Perhaps nothing can foster “out of many, one” more assuredly than by promoting a common language, national symbols, and a monolingual electoral system.
By Noel S. Williams
Fox Business partnered with Spanish language network Univision for wider coverage of the second Republican presidential debate.
During Hispanic Heritage Month, the Republican Party launched a Spanish language campaign to encourage early in-person voting.
But one must still be a citizen to vote in federal elections, and the path to citizenship for immigrants requires demonstrating English language proficiency.
In the vast majority of cases, legal permanent residents who apply for U.S. citizenship must pass English and civics requirements. Sure, we can reach out, inviting them into our “big tent,” but the onus is on them to learn our de facto language, what author Bill Bryson described as our Mother Tongue, to be eligible to vote.
There is a limited exception for the English proficiency part of the naturalization test. Specifically, per the U.S. Citizenship and Immigration Services:
An applicant is exempt from the English language requirement but is still required to meet the civics requirement if:
- The applicant is age 50 or older at the time of filing for naturalization and has lived as an LPR [legal permanent resident] in the United States for at least 20 years; or
- The applicant is age 55 or older at the time of filing for naturalization and has lived as an LPR in the United States for at least 15 years.
It must be a very “special” person who can live here for over 15-20 years without becoming somewhat English language proficient (even for younger immigrants weaned in Weingarten’s atrocious public schools). One naturally wonders how such a slow learner can be competent to vote in a republic that thrives with an informed citizenry. Nevertheless, the narrow exemptions make it clear that for the vast majority of citizenship applicants, English language proficiency is requisite.
Permanent residents, having proved they’re self-sufficient and not a burden to taxpayers, and proven themselves to be of good moral character, among other requirements, may be eligible to apply for citizenship. Once attained, they will be sworn in — in English. After this joyful, life-altering ceremony, they will be welling up with pride and eager to not only vote but perhaps even volunteer civically. All using the same language as on their test — their adopted nation’s Mother Tongue.
Section 203 of the Voting Rights Act introduces some confusion by requiring some states and local governments, based on convoluted census data, to disseminate multilingual election materials to limited-English-proficient (LEP) voters.
In the “states and political subdivision” section of US code 52 USC 10503, covering bilingual voting material requirements, each of the enumerated clauses contains the word “citizens.” It’s reasonable to presume that many of them had to demonstrate English proficiency when taking the citizenship test. Indeed, according to the Census Bureau, the Hispanic population’s median age in 2020 was 30, which is well below the exemption threshold for the English proficiency part of the test (should they decide they want to be eligible to vote).
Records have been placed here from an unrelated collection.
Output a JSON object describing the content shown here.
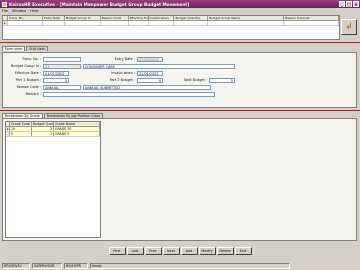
{
  "window": {
    "title": "KairosHR Executive - [Maintain Manpower Budget Group Budget Movement]",
    "minimize_glyph": "_",
    "maximize_glyph": "□",
    "close_glyph": "×"
  },
  "menu": [
    "File",
    "Window",
    "Help"
  ],
  "top_grid": {
    "columns": [
      "",
      "Trans. No.",
      "Entry Date",
      "Budget Group Id",
      "Reason Code",
      "Effective From",
      "Invalid when",
      "Budget Quantity",
      "Budget Group Name",
      "Reason Descript"
    ],
    "row_marker": "▸"
  },
  "refresh_icon_glyph": "↲",
  "form_tabs": [
    "Form view",
    "Grid view"
  ],
  "form": {
    "trans_no": {
      "label": "Trans. No. :",
      "value": ""
    },
    "entry_date": {
      "label": "Entry Date :",
      "value": "27/01/2003"
    },
    "budget_group_id": {
      "label": "Budget Group Id :",
      "value": "21",
      "name": "CONSUMER CARE"
    },
    "effective_date": {
      "label": "Effective Date :",
      "value": "01/01/2002"
    },
    "invalid_when": {
      "label": "Invalid when :",
      "value": "31/01/2002"
    },
    "part1_budget": {
      "label": "Part 1 Budget :",
      "value": "5"
    },
    "part2_budget": {
      "label": "Part 2 Budget :",
      "value": "0"
    },
    "total_budget": {
      "label": "Total Budget :",
      "value": "5"
    },
    "reason_code": {
      "label": "Reason Code :",
      "value": "ANNUAL",
      "description": "ANNUAL SUBMITTED"
    },
    "remark": {
      "label": "Remark :",
      "value": ""
    }
  },
  "detail_tabs": [
    "Breakdown By Grade",
    "Breakdown By Job Position Class"
  ],
  "grade_grid": {
    "columns": [
      "Grade Code",
      "Budget Quantity",
      "Grade Name"
    ],
    "rows": [
      {
        "marker": "▸",
        "code": "10",
        "qty": "3",
        "name": "GRADE 10"
      },
      {
        "marker": "",
        "code": "5",
        "qty": "2",
        "name": "GRADE 5"
      }
    ]
  },
  "nav_buttons": [
    "First",
    "Last",
    "Prev",
    "Next",
    "Add",
    "Modify",
    "Delete",
    "Exit"
  ],
  "status": [
    "RPVMDVEV",
    "SUPERVISOR",
    "RSVHYPR",
    "Ready"
  ]
}
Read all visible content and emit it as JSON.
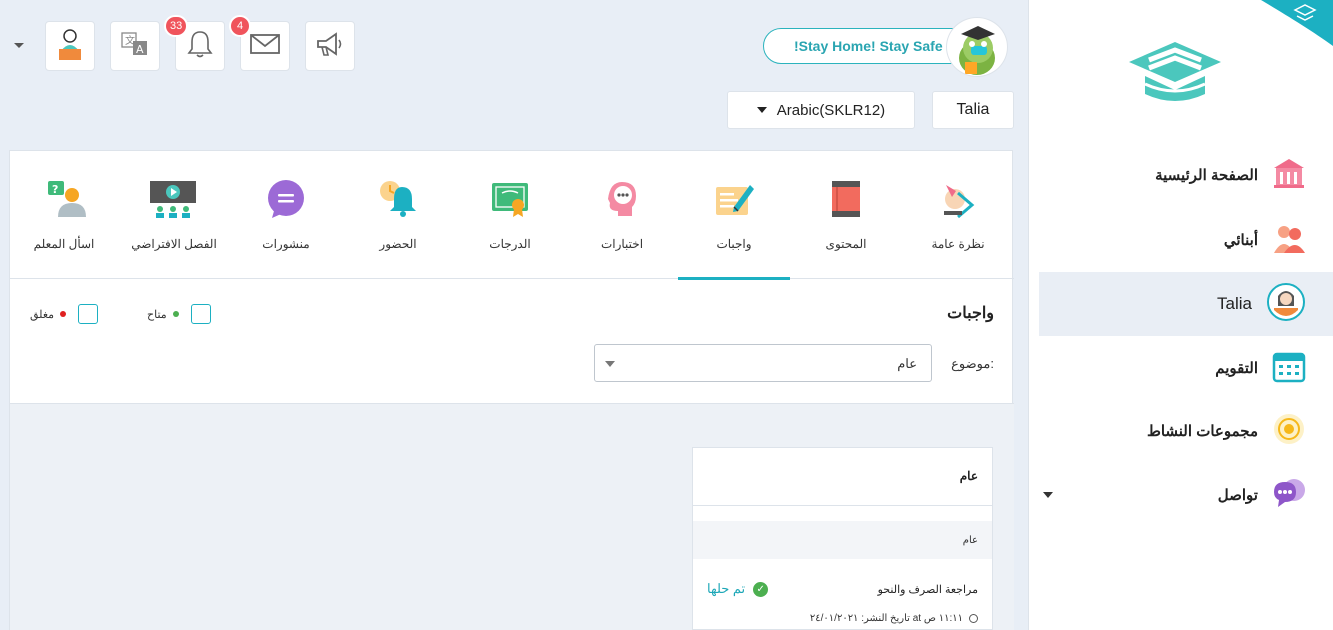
{
  "sidebar": {
    "items": [
      {
        "label": "الصفحة الرئيسية",
        "icon": "school-building-icon"
      },
      {
        "label": "أبنائي",
        "icon": "children-icon"
      },
      {
        "label": "Talia",
        "icon": "student-avatar-icon"
      },
      {
        "label": "التقويم",
        "icon": "calendar-icon"
      },
      {
        "label": "مجموعات النشاط",
        "icon": "activity-groups-icon"
      },
      {
        "label": "تواصل",
        "icon": "chat-bubbles-icon"
      }
    ]
  },
  "topbar": {
    "notifications_count": "33",
    "messages_count": "4",
    "stay_home": "!Stay Home! Stay Safe",
    "course": "Arabic(SKLR12)",
    "student": "Talia"
  },
  "tabs": [
    {
      "label": "نظرة عامة",
      "icon": "overview-icon"
    },
    {
      "label": "المحتوى",
      "icon": "book-icon"
    },
    {
      "label": "واجبات",
      "icon": "homework-icon"
    },
    {
      "label": "اختبارات",
      "icon": "quiz-head-icon"
    },
    {
      "label": "الدرجات",
      "icon": "certificate-icon"
    },
    {
      "label": "الحضور",
      "icon": "alarm-bell-icon"
    },
    {
      "label": "منشورات",
      "icon": "posts-bubble-icon"
    },
    {
      "label": "الفصل الافتراضي",
      "icon": "virtual-class-icon"
    },
    {
      "label": "اسأل المعلم",
      "icon": "ask-teacher-icon"
    }
  ],
  "active_tab": "واجبات",
  "section": {
    "title": "واجبات",
    "legend_available": "متاح",
    "legend_closed": "مغلق",
    "filter_label": "موضوع:",
    "filter_value": "عام"
  },
  "card": {
    "title": "عام",
    "subtitle": "عام",
    "homework_title": "مراجعة الصرف والنحو",
    "status": "تم حلها",
    "date": "تاريخ النشر: ٢٤/٠١/٢٠٢١ at ١١:١١ ص"
  },
  "colors": {
    "accent": "#1cb0c2",
    "available": "#4caf50",
    "closed": "#e02020",
    "badge": "#f0545c"
  }
}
Therefore, while it doesn’t have to be a “day one issue” for the next Republican president and Congress, addressing the provisions of section 203 that are a disincentive to learning English would facilitate MAGA. Interestingly, a recent Univision poll shows former President Trump is gaining among Hispanic voters, especially those who are English-speaking.
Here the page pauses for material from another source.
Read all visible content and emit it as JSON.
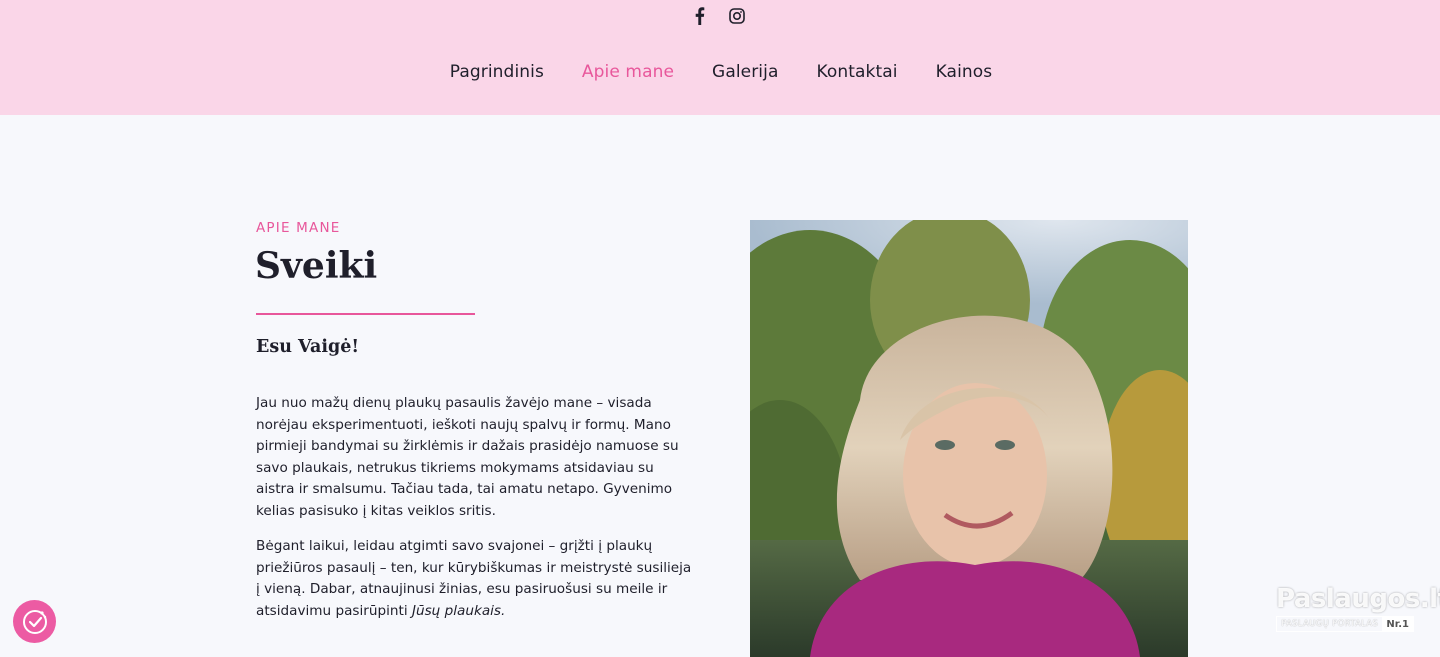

As Pew Research indicates, “In 2019, the most recent available data from the U.S. Census Bureau, 72% of all Latinos ages 5 and older indicated they spoke English proficiently, up from 59% in 1980.” Still, that leaves a large 28% with impediments to full assimilation, which may contribute to the following two-tiered system in which “separate is not equal.”
Those who learn to speak English are propelled toward the American Dream, while those who are mollycoddled are destined to lurch on the periphery of society. Rather than being adroit at filtering misinformation, LEP citizens are more susceptible to the whims of political pandering. Many are destined to a life of government dependence and destitution.
Venezuelans represent our fastest-growing Hispanic population, and they are much less likely to speak only English compared to other Latinos. Currently, there are a bunch more of them riding atop trains while brazenly waving Venezuelan flags as they head for our porous southern border. Since they’re fleeing the poorest country in South America, you’d think they’d be more humble, substituting their yellow-blue-red flag for the Red, White, and Blue.
Perhaps their hubris is indicative of their reluctance in adopting the English language, even as they seek a better life under Old Glory. Some even had the gall to plant a Venezuelan flag on a Texas island. Interestingly, Venezuelan immigrants have the lowest rates of citizenship among U.S. Hispanics (admittedly, they are the most likely to have lived in the U.S. for 10 years or less).
Our Republic’s longest-surviving motto is E Pluribus Unum. Perhaps nothing can foster “out of many, one” more assuredly than by promoting a common language, national symbols, and a monolingual electoral system. Besides, learning their new nation’s Mother Tongue is not only commendable but essential to thrive. Fortunately, it can also be quite entertaining.
Start a conversation using these share links: